    Staging Lung Tumors

    The system used for non-small cell lung cancer is used for all carcinoid tumors. This system is called the “TNM” staging system. The “T” represents the primary tumor’s size and spread. It has four substages: T1-T4. The “N” represents the spread to the lymph nodes. It has four stages: N0-N3. The “M” represents the spread to other organs. It has two stages: M0-M1.


    Stage 0: Tumor only in layer of cells in air passage. No spread.
    Stage IA: Cancer is less than 3 cm and no spread.
    Stage IB: Cancer is greater than 3 cm or involves a main bronchus or has spread or has clogged airways, but has not spread to lymph nodes.
    Stage IIA: Cancer is less than 3 cm, has not spread to surrounding membranes, and does not affect bronchi. Has spread to lymph nodes.
    Stage IIB: Cancer is greater than 3 cm or involves bronchus or has spread to chest wall or diaphragm or has clogged airways, but has not spread to lymph nodes.
    Stage IIIA: Any size cancer, involves bronchus and middle chest or has spread to chest wall or diaphragm or is closing airways or caused lung collapse or pneumonia. Has spread to lymph nodes on same side as tumor.
    Stage IIIB: Any size cancer, involves bronchus and middle chest and lymph nodes on either side or has spread to chest wall or diaphragm or heart and is closing airways or caused lung collapse or pneumonia. May have two or more separate tumors in same lobe.
    Stage IV: Spread to distant sites has occurred.

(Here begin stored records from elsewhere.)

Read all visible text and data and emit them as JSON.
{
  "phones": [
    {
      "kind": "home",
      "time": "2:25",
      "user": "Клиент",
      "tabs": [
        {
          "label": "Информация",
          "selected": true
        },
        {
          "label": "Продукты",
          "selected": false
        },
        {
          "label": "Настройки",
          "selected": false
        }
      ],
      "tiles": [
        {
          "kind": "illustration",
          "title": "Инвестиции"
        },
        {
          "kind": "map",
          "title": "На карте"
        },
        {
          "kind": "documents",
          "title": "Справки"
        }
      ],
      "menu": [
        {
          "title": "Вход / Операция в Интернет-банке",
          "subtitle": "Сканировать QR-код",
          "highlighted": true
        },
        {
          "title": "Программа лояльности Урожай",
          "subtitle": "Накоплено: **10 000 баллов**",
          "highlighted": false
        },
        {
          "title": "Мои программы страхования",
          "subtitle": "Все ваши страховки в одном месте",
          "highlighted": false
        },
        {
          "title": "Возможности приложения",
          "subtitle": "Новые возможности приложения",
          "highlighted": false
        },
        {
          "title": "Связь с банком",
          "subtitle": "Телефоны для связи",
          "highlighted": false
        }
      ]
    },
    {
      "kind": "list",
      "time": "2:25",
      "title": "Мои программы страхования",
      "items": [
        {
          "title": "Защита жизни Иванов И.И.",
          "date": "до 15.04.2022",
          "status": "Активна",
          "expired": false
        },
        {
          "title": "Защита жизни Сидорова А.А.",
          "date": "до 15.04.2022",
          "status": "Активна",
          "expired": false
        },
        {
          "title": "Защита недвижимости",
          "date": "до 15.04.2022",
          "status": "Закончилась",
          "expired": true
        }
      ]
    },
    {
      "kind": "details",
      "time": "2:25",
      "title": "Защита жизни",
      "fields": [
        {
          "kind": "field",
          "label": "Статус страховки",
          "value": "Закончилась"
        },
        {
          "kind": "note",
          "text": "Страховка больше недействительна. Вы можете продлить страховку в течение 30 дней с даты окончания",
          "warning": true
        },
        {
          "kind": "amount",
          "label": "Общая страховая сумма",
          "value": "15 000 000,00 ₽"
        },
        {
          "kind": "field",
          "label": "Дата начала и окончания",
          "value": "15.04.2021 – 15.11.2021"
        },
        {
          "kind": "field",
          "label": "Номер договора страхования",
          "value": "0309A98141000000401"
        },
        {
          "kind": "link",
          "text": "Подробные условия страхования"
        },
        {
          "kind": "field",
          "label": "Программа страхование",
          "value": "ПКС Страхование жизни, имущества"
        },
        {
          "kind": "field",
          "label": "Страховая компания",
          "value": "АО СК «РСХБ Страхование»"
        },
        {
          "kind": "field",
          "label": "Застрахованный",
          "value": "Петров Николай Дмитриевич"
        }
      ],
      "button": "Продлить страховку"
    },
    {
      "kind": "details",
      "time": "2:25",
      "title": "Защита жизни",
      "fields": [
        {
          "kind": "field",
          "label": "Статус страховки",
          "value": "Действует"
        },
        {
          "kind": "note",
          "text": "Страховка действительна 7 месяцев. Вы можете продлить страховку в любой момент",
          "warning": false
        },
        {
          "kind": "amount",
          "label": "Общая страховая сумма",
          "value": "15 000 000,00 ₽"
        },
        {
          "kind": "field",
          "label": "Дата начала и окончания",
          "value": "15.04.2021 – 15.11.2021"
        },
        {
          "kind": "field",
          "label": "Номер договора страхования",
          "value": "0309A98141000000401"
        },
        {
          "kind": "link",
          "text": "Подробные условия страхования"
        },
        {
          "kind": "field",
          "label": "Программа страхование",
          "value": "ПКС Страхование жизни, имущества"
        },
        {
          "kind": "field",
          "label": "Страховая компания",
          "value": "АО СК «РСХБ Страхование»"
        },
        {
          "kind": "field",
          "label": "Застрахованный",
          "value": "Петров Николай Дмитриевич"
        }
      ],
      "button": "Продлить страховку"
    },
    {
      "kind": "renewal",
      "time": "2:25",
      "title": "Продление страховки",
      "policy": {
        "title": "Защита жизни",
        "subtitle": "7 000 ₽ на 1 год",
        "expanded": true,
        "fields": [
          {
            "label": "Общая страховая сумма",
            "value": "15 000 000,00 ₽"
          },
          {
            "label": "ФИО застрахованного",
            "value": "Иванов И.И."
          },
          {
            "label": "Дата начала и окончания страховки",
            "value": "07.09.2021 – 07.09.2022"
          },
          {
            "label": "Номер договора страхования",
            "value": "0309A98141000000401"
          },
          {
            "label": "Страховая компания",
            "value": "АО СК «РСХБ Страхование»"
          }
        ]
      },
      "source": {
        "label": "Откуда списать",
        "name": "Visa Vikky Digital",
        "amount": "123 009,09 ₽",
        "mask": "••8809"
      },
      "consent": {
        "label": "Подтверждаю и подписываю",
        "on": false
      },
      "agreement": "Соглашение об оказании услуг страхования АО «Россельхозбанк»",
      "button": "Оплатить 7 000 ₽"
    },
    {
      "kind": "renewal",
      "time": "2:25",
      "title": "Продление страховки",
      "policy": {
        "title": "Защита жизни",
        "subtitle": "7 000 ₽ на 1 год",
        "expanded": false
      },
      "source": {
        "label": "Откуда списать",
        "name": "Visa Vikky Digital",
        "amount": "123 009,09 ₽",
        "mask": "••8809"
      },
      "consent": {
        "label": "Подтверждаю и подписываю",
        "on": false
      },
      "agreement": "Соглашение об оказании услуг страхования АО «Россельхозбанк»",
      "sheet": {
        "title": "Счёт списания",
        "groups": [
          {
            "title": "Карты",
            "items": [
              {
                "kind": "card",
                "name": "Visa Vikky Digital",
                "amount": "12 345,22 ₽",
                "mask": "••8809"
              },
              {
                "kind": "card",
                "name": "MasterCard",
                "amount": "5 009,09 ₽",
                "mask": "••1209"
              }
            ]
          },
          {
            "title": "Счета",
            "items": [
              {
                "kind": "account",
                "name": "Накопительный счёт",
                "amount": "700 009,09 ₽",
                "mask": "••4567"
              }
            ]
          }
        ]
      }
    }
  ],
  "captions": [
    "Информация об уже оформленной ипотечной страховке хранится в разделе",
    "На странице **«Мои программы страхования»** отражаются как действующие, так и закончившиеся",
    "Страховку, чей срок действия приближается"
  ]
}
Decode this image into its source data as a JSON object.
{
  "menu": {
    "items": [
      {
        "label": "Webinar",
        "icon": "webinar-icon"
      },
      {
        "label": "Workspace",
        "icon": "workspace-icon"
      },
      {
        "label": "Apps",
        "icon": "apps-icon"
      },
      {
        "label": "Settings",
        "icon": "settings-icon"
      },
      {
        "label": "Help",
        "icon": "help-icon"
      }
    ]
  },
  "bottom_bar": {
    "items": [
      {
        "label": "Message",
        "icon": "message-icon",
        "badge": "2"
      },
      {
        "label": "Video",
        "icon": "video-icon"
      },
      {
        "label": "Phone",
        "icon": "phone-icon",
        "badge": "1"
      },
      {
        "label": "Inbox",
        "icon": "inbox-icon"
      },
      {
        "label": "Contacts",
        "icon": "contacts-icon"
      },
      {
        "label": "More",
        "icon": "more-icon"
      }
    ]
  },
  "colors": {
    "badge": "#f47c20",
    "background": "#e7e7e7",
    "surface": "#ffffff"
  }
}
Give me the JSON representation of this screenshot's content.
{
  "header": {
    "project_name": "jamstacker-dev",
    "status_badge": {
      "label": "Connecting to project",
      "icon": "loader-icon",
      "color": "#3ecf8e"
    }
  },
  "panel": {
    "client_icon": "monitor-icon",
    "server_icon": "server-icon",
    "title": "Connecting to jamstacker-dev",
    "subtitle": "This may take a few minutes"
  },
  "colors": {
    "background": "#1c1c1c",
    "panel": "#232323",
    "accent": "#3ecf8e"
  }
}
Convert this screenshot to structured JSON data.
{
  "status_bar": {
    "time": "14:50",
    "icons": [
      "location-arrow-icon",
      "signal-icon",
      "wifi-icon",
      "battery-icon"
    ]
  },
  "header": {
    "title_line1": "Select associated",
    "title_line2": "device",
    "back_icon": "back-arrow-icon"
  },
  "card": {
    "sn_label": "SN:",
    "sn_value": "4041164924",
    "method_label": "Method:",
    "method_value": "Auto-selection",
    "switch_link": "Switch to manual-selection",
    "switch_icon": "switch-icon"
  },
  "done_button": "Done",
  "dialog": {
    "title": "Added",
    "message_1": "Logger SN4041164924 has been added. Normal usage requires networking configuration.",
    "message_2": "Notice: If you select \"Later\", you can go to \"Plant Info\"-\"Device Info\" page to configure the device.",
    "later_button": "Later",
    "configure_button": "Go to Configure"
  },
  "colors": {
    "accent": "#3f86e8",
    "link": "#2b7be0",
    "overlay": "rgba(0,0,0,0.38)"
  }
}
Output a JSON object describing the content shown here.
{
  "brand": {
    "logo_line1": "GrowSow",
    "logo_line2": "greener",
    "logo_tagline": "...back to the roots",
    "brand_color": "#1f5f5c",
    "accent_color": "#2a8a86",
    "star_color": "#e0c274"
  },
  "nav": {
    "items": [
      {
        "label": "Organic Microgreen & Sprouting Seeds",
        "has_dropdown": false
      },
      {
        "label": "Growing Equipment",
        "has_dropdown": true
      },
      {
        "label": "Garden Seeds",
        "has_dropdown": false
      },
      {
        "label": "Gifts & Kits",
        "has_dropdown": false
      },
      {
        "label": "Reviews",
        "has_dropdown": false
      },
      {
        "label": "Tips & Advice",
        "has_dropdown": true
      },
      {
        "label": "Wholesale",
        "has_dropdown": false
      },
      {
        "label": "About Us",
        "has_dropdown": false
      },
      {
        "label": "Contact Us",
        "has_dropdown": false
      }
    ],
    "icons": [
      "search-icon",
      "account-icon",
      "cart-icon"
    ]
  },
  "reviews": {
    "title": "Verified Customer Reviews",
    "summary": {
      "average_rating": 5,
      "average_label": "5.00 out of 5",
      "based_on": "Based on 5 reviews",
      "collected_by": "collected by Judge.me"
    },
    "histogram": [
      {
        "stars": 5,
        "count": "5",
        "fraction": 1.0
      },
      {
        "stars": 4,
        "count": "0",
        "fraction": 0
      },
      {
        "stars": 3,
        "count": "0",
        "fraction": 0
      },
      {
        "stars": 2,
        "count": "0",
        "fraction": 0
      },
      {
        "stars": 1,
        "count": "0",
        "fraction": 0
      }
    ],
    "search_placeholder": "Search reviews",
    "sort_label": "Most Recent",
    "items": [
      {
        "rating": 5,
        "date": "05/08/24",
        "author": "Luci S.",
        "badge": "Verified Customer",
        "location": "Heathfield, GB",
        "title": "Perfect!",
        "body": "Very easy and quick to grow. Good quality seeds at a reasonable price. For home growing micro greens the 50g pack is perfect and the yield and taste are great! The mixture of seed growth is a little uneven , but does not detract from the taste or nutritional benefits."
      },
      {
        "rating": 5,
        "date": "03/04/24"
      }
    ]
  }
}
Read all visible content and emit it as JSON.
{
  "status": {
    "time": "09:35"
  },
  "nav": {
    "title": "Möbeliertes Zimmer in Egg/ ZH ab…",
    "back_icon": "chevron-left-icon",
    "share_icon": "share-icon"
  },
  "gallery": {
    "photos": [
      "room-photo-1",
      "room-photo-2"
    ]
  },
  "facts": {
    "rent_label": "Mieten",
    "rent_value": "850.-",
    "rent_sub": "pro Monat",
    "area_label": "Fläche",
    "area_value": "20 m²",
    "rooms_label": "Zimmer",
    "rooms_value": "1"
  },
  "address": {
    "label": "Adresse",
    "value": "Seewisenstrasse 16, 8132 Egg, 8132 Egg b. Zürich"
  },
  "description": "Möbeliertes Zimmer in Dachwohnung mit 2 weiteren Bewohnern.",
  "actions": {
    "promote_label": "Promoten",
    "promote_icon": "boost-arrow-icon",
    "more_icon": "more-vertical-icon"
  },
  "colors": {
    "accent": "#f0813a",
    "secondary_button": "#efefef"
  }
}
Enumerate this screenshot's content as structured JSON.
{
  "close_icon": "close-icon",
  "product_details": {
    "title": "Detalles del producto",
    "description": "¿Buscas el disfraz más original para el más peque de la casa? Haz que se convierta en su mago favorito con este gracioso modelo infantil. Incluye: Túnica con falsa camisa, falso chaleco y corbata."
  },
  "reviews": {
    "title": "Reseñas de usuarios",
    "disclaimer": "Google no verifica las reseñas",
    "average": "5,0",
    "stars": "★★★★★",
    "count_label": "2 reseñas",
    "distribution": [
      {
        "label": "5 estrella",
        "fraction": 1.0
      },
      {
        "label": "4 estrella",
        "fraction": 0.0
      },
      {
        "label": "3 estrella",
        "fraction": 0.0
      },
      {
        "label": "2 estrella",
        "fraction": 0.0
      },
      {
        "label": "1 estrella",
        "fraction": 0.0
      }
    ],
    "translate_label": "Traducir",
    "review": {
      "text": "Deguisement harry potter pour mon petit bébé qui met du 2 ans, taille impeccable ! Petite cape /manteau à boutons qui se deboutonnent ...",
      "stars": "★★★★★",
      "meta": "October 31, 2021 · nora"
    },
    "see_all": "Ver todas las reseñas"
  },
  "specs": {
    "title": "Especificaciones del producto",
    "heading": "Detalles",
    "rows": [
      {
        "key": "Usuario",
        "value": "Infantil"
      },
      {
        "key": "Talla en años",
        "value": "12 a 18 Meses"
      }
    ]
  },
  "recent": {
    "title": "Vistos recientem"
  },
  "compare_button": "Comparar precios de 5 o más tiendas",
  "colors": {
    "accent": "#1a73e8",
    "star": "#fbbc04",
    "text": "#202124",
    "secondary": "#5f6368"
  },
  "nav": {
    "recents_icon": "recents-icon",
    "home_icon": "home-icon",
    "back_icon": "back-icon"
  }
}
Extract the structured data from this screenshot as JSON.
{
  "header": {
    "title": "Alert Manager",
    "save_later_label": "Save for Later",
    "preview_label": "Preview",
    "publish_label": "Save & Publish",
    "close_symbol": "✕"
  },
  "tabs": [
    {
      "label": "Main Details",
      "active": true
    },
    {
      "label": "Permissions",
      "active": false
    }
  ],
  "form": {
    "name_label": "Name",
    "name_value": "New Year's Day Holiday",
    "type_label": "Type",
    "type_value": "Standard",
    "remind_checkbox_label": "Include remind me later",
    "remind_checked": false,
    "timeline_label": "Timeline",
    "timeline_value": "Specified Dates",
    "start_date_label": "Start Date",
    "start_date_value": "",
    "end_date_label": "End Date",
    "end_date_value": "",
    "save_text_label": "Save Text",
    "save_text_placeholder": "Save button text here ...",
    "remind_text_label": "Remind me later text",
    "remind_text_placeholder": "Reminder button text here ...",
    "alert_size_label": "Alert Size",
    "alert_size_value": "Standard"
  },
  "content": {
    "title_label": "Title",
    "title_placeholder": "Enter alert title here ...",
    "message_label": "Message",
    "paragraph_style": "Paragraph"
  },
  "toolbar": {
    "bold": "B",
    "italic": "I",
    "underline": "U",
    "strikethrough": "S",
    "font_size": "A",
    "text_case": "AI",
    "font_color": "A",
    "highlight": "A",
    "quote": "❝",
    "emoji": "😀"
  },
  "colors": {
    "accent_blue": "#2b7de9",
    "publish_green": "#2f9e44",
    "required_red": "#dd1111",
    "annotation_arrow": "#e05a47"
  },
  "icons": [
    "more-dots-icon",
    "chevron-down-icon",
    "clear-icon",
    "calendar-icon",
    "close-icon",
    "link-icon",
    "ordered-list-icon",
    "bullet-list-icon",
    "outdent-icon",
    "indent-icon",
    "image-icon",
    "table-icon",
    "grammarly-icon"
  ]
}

    Nearly one-third of lung tumor patients can sustain resection surgery. However, older patients may not be strong enough for surgery.


    • Lobectomy: Removal of lobe of lung. Option for otherwise healthy patients.
    • Segmental Resection / Wedge Resection: Removal of tumor and surrounding healthy tissue. Less lung function is affected. Only an option for early stage patients with tumor on edge of lung. Common for NSCLC patients, followed with chemotherapy to prevent spread to lymph nodes.
    • Pneumonectomy: Removal of entire lung. Recurrent tumors are common.


    • Radiation Therapy: Uses external x-ray beams to kill or shrink tumor or to minimize spread to other areas. Can also relieve symptoms.
    • Stereotactic Body Radio Therapy (SBRT): Multiple radiation beams focused on lung tumor. Used when surgery is not possible.
    • Conformal Radiation Therapy: New technique using 3-D technology and CT scans to focuses and adjusts radiation beams on shape and size of the tumor.
    • Brachytherapy: Radioactive seeds are put into the tumor to relieve symptoms but not cure disease.
    • Chemotherapy: Uses intravenous drugs to kill tumor cells, to slow growth, and to minimize symptoms. Used at all stages of lung tumors.
    • Immunotherapy: Uses drugs to bolster the patientsĂ­ immune system.
    • Gene Therapy: Kills or slows cancerous growth.
    • Angiogenesis Inhibitors: Prevents blood vessels from forming for tumors, shutting down blood supply to the tumor.